Stazinzki says the Grub Street experiment raises some “uncomfortable questions” for MFA programs across the country, arguing that although the short story may be a “great pedagogical device for teaching certain aspects of fiction writing,” “no one dreams of writing the Great American Short Story Collection” and every MFA candidate knows that when publishers want fiction, they want a novel.

The difference between a novel and a short story, says Stazinski, is like the difference between a symphony and a country song.
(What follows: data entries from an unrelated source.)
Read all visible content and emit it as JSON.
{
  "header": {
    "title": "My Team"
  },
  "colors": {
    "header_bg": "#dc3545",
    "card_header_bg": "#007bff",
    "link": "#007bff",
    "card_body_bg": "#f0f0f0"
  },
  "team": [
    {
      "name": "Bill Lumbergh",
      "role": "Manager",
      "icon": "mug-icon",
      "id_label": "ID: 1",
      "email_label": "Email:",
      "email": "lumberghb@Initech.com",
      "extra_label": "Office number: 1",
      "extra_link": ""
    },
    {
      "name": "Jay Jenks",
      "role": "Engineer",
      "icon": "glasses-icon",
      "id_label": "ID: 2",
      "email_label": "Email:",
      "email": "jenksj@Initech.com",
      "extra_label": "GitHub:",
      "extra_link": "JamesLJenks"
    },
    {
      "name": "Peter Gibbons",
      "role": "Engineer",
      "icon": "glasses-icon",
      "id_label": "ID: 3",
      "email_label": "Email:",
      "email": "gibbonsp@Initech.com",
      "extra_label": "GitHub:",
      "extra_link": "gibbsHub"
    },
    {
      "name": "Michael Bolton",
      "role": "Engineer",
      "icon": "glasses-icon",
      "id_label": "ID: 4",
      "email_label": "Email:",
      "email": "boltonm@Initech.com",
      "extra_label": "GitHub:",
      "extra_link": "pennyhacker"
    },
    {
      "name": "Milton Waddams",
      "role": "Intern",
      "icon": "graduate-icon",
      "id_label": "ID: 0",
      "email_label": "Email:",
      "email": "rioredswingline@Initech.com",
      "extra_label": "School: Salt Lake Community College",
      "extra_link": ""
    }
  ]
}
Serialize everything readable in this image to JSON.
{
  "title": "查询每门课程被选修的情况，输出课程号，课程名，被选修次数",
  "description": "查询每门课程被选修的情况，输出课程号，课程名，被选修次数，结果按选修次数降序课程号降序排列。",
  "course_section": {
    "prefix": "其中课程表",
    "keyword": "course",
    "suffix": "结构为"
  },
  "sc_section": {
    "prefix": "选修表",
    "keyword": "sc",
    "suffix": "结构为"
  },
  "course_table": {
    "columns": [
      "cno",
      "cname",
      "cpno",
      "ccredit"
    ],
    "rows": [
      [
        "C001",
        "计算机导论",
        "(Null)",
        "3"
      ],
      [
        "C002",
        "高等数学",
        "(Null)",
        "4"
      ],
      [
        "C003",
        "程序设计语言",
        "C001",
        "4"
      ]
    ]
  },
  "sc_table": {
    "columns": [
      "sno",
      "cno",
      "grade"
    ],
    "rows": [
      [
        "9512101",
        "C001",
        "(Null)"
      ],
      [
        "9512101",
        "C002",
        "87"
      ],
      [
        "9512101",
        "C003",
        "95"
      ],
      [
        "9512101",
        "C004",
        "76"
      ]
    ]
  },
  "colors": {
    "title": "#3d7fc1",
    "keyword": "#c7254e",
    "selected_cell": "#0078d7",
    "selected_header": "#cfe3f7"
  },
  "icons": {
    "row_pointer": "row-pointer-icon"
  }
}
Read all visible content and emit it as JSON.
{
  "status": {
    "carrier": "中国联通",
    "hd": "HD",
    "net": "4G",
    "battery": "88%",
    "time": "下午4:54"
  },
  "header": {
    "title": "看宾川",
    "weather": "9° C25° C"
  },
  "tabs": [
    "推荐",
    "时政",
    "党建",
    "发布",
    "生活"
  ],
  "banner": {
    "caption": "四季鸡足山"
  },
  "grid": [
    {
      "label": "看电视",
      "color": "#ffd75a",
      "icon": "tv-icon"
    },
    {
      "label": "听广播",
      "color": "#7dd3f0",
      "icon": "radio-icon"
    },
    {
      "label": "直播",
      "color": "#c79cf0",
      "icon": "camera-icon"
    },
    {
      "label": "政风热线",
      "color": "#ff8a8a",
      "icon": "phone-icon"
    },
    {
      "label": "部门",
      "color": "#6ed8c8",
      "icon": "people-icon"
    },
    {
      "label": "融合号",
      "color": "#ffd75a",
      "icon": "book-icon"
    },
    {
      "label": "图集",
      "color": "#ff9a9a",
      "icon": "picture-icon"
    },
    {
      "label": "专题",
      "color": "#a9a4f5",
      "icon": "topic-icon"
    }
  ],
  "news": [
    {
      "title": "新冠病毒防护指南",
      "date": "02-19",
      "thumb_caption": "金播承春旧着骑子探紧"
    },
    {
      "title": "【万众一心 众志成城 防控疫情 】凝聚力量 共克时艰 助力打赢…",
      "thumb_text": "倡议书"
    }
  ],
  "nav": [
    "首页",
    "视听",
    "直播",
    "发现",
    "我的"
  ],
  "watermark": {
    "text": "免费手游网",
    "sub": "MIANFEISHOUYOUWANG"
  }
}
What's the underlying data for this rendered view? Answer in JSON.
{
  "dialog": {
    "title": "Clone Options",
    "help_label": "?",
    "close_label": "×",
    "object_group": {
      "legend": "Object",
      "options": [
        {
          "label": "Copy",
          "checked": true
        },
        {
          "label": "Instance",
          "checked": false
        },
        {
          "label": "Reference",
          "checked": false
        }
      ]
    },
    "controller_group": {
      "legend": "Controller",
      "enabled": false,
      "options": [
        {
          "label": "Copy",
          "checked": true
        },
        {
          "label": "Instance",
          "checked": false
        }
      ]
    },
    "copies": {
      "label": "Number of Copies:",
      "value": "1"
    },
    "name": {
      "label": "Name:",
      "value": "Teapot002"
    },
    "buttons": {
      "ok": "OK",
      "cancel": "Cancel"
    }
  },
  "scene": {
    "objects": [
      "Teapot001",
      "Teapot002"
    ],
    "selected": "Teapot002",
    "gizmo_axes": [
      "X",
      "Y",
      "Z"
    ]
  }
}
The difference between constructing a short story and a novel is like the difference between “building a rowboat and building a yacht.” He quotes approvingly William Giraldi’s essay in Rumpus, who says the novel is as different from a collection of stories “as a truck is from a tricycle.” Lord, how I hate these glib comparisons which consider only at the external size of the work and not the difference between their narrative ways of exploring what we so casually take to be “reality!”

Stazinzki concludes that the Grub Street folks at Boson may have found a whole new way for novelists to workshop. If this is true, if MFA programs begin teaching fiction writing by workshopping novels rather than short stories, there may indeed be important implications for the future of the short story. It is probably true that most of the writers devoting a great deal of time to the short story nowadays are MFA students, and it is often the case that their first books are collections of stories workshopped in MFA classes (books in which the writing was good enough for publishers to take a chance on if they promised that their second book would be a novel.) One of the basic differences between the novel and the short story is that the writing on the crucial sentence level is usually better in a short story than in the novel. What’s going to happen if MFA programs begin to focus more on the macrocosmic structure of the novel and ignore the microcosmic structure of the short story? More on this in the New Year.

I apologize for neglecting this blog in the past few weeks. I have been reading a great deal, but reading in the relaxed atmosphere of my family—in an easy chair in front of a fire rather than hunched over my computer in my cold study. I will return to my more regular posting in January—commenting on what I have been reading, replying to the comments I have received about my planned new book, and responding to the poll of readers about a possible name for that book.

Have a wonderful holiday, whatever you celebrate!